Health and Human Performance
Good news for people suffering from type 2 diabetes: A recent BYU study of diabetics and others at high risk of becoming diabetic showed that lifestyle changes can reverse the disease. After a year of healthy eating and moderate daily exercise, more than half of the study participants were either no longer diabetic or no longer at risk. “Ideally, it’s best to prevent diabetes from happening in the first place,” says professor of exercise science Steven G. Aldana (BS ’86), who coauthored the study, “but in many cases where it appeared to be too late, we were able to stop it or reverse it.”
Thanks to a $122,000 grant from the National Endowment for the Humanities, 15 schoolteachers will become students for five weeks in Spain. The seminar, conducted by John R. Rosenberg (BA ’79), dean of the College of Humanities, is titled Art and Literature in the Prado Museum. The seminar will be similar to a 2004 program Rosenberg directed in Spain.

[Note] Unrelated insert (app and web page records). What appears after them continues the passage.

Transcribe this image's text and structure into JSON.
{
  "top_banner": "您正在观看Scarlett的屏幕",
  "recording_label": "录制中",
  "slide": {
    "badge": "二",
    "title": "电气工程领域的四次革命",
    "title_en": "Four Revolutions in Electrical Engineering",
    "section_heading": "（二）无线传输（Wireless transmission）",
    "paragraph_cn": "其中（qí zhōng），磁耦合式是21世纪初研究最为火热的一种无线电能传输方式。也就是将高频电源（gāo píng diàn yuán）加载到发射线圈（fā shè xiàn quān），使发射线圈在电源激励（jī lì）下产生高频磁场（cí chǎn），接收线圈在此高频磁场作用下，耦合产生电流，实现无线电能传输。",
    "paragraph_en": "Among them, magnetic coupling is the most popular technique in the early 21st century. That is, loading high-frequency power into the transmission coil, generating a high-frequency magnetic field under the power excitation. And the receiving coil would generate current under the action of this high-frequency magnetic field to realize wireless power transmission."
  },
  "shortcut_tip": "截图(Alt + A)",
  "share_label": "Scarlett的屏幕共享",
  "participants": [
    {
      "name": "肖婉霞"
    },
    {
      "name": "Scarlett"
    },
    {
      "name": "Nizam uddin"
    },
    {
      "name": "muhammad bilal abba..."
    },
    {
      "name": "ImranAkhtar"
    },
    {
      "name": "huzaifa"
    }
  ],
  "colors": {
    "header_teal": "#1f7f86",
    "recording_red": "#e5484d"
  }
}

Kory D. Staheli (BA ’84) is the new director of the Howard W. Hunter Law Library. The law school also announced the appointments of Frederick M. Gedicks (BA ’77) to the Guy Anderson Chair and David A. Thomas (BA ’67) to the Rex E. Lee Chair.
According to the Wall Street Journal, the Marriott School retained its stature as a top business school in 2005. It ranked the MBA program sixth among smaller (regional) programs worldwide. The Marriott School moved up to fourth for excellence in accountancy and held on to its second-place standing for the best place to hire graduates with high ethical standards.
Kent D. Blad (MS ’99), an assistant teaching professor of nursing, received a presidential citation from the Society of Critical Care Medicine. In 2005 he also became the first nurse from Utah to be named a fellow in the American College of Critical Care Medicine.
Physical and Mathematical Sciences
In a new book with more than 140 aerial photographs, professor of geology emeritus W. Kenneth Hamblin (BA ’53) takes readers on a flyby tour of the canyons, mesas, and other geologic wonders of Utah’s redrock country. From this lofty vantage point, Beyond the Visible Landscape teaches geologic principles through panoramic photography complemented by illustrations and explanations.
Many members of the Religious Education faculty team up with other LDS scholars to examine the life, ministry, and teachings of the Prophet Joseph Smith in Joseph: Leading Church Scholars Explore the Life and Ministry of the Prophet. Their findings are available in two formats–a six-episode DVD documentary and a companion book of essays.